Introduction and Justification Acute malnutrition is a disastrous public health condition of epidemic proportions. Right now 52 million children of age group of less than five years, experience acute malnutrition and 34 million of them bound to have most severe condition – Severe Acute Malnutrition. Death among under five years of age due to malnutrition was around 1 million every year(1). According to the World Health Organization(WHO), starvation and malnutrition were the single hazardous conditions to the world's public health (2). Mortality rate among malnourished children in the countries like Congo, Bangladesh, Uganda, etc., was 5-20 times higher compared to well-nourished children.
Kuwait is one example of a country which tries to fight poverty. The development and humanitarian assistance provided by Kuwait for a quarter of a century amounted to more than 12 billion and 791 thousand dinars distributed between aid and grants and loans to poor Arab and foreign countries(Alrai, 2016). However, donation alone cannot solve poverty but can only keep it at the current level. The most effective way to reduce the number of people dying from hunger is by finding the real causes of this condition. Ranga (2017) states several reasons for poverty such as lack of education, international disturbances and protests, lack of planning, physical disabilities resulting from accidents, spread of diseases and epidemics.
Globally, 16 million adolescents give birth each year and covering 11% of births worldwide. Ninety five percent of these births take place in low and middle income Countries (WHO, 2008b). The average adolescent birth rate in middle income countries is more than two times high than that in high-income countries, and the rate in low-income countries is five times high (WHO, 2014). A report revealed that the teen pregnancies have declined dramatically in the United States since their peak in the early 1990s. In 2010, the teen pregnancy rate reached its lowest level in nearly 40 years, with especially large declines from 2008 to 2010 (Kost & Henshaw, 2014).

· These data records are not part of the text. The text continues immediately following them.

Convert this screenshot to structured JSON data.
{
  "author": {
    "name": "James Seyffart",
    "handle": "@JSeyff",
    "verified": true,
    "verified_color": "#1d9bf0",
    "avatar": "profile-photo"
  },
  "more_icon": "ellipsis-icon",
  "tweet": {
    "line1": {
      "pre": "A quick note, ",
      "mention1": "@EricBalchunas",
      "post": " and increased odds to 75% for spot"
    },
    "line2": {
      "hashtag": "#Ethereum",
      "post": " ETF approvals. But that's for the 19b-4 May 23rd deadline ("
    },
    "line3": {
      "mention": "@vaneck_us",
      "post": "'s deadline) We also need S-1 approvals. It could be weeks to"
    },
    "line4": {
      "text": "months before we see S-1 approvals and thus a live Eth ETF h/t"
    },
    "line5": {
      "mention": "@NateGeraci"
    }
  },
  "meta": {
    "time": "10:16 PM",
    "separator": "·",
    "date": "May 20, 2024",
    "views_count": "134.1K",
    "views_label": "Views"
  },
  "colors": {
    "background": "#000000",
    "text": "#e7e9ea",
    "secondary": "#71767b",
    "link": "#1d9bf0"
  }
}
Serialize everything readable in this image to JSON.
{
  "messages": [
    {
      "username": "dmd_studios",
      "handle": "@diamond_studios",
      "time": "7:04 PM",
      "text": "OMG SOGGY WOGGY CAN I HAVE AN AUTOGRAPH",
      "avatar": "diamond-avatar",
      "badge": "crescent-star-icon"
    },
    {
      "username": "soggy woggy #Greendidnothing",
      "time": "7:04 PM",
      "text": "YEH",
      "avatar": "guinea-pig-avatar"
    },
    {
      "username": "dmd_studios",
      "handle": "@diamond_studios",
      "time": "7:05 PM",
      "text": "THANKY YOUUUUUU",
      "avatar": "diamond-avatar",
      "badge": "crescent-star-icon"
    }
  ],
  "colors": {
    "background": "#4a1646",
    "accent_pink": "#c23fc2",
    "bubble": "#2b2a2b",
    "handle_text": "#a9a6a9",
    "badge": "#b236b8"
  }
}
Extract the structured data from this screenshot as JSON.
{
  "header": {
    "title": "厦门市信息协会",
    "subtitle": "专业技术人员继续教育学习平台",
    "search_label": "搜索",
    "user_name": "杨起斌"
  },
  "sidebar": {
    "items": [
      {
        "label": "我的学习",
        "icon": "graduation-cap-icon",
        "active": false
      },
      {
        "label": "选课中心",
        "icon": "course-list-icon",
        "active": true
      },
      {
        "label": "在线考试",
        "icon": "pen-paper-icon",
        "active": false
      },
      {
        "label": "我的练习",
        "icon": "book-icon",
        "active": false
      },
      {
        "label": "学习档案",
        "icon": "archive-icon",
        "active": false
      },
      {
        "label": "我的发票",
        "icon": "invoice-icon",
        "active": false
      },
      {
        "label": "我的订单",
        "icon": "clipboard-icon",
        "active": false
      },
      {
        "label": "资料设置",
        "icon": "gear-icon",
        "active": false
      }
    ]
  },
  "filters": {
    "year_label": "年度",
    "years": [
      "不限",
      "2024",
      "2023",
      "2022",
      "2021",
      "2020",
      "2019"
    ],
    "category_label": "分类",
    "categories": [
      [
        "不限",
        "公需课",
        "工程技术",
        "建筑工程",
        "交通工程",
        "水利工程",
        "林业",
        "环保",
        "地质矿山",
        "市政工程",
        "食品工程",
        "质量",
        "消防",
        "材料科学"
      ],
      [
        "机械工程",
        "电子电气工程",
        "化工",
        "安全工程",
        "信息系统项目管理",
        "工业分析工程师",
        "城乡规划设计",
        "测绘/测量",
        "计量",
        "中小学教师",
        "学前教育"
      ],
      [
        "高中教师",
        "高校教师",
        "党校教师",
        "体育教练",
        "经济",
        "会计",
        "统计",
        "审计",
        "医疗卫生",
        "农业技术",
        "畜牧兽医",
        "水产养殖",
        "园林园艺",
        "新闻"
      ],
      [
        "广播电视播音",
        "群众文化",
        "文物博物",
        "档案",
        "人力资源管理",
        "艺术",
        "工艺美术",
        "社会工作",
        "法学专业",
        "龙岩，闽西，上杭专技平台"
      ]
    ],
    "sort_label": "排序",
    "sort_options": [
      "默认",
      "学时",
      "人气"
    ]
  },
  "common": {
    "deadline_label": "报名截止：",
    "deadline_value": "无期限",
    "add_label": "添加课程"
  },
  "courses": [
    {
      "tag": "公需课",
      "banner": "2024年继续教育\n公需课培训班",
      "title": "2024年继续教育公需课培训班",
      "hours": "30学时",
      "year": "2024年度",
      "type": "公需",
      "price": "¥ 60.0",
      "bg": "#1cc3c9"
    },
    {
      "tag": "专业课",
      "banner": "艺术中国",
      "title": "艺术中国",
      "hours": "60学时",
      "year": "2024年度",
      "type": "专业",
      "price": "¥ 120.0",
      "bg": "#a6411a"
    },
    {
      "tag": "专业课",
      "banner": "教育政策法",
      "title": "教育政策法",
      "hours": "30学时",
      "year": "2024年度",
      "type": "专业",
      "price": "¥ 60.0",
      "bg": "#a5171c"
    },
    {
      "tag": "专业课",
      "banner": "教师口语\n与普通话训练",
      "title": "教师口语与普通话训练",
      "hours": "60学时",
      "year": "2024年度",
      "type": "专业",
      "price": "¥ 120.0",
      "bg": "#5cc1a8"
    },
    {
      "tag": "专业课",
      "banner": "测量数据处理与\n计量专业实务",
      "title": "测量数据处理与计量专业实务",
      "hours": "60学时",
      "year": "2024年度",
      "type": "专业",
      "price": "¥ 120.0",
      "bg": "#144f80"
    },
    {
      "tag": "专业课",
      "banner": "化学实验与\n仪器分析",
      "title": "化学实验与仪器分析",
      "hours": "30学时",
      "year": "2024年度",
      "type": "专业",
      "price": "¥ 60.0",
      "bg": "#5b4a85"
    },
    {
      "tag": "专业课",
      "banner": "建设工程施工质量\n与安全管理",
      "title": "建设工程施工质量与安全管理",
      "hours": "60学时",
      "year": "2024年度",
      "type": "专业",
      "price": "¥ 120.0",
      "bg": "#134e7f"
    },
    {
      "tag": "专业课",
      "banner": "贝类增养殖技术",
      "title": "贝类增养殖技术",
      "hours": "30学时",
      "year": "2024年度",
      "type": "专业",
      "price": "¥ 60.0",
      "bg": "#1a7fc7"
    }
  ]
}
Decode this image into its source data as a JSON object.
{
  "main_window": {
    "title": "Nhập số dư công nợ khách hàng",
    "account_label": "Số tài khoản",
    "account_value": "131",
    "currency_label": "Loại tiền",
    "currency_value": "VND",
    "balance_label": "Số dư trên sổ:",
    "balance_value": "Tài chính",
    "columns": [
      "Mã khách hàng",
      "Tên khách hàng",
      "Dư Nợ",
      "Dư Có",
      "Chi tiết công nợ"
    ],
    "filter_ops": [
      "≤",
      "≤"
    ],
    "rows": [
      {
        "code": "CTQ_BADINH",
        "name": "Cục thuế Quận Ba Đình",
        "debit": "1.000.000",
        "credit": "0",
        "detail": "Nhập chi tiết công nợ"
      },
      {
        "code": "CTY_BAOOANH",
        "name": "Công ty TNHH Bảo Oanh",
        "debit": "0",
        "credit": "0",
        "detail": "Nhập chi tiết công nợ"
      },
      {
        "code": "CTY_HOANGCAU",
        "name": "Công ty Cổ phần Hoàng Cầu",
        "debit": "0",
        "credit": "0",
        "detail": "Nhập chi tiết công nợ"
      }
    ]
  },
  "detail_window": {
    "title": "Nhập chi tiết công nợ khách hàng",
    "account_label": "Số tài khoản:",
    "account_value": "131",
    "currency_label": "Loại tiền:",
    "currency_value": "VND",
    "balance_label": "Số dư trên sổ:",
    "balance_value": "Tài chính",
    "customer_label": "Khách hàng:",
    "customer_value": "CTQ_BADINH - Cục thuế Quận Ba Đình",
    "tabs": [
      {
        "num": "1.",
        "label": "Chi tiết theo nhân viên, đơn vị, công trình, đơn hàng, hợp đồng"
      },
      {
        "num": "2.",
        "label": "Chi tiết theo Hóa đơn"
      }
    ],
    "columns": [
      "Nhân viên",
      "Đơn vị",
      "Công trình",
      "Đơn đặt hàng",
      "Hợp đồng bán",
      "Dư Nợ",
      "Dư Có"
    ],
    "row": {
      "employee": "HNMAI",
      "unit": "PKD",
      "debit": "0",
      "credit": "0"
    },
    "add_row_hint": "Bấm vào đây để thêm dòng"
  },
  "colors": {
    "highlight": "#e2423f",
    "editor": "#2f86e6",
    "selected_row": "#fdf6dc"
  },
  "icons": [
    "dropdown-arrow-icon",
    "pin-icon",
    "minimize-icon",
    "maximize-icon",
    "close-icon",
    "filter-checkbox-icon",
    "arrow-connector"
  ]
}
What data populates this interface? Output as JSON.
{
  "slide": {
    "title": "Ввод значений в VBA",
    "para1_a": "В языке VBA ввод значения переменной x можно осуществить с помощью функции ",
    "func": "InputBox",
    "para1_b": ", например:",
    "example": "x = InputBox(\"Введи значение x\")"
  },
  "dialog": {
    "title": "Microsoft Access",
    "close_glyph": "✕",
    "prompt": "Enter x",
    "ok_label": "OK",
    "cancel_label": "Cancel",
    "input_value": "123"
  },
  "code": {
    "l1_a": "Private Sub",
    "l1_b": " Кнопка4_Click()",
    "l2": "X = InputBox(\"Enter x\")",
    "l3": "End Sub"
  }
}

Enrolment in primary education in developing regions reached 90 per cent in 2011, up from 82 per cent in 1999, which means more children than ever are attending primary school. But even as countries with the toughest challenges have advanced, progress on primary school enrolment has slowed since 2004, dimming hopes for achieving universal primary education by 2015. Across 63 developing countries, girls were more likely to be out of school than boys among both primary and lower secondary age groups. The gender gap in school attendance widens in lower secondary education, even for girls living in better-off households. MDG3 This the overarching gender equality goal, which encompasses parity in education, political participation, and economic empowerment Target: Eliminate gender disparity in primary and secondary education, preferably by 2005, and in all levels of education no later than 2015 Indicators: These include the share of women in wage employment in the non-agricultural sector and the proportion of seats held by women in national parliament.
The most visible effect, and therefore the one reported with more frequency, is the association with morbidity and mortality. Studies show that between 35% to 50% of deaths are associated with malnutrition (Horton & Lo, 2013). This translates to an estimated 6 million preventable deaths worldwide (Grantham-McGregor, 2007) However, illness and death are just a pointer to many more effects, like the proverbial tip of an iceberg. Millions of children do not become appreciably ill as to require health facility visits, and therefore the effects are not easily captured in routine surveillance activities. However, they experience suboptimal growth, being physically stunted, with poor cognitive development, diminished immune function, and reproductive capacity (Mahgoub et al., 2006), effects normally found in community
We have to take care of our children, the future assets of the nation. As per recent UNICEF report, 30 percent of 385 million extremely poor children live in India. They constitute mainly the lot of child labour in India and rest of the world. Our data covertly support this hypothesis. 50 percent of the respondent’s family income was reported below Rs.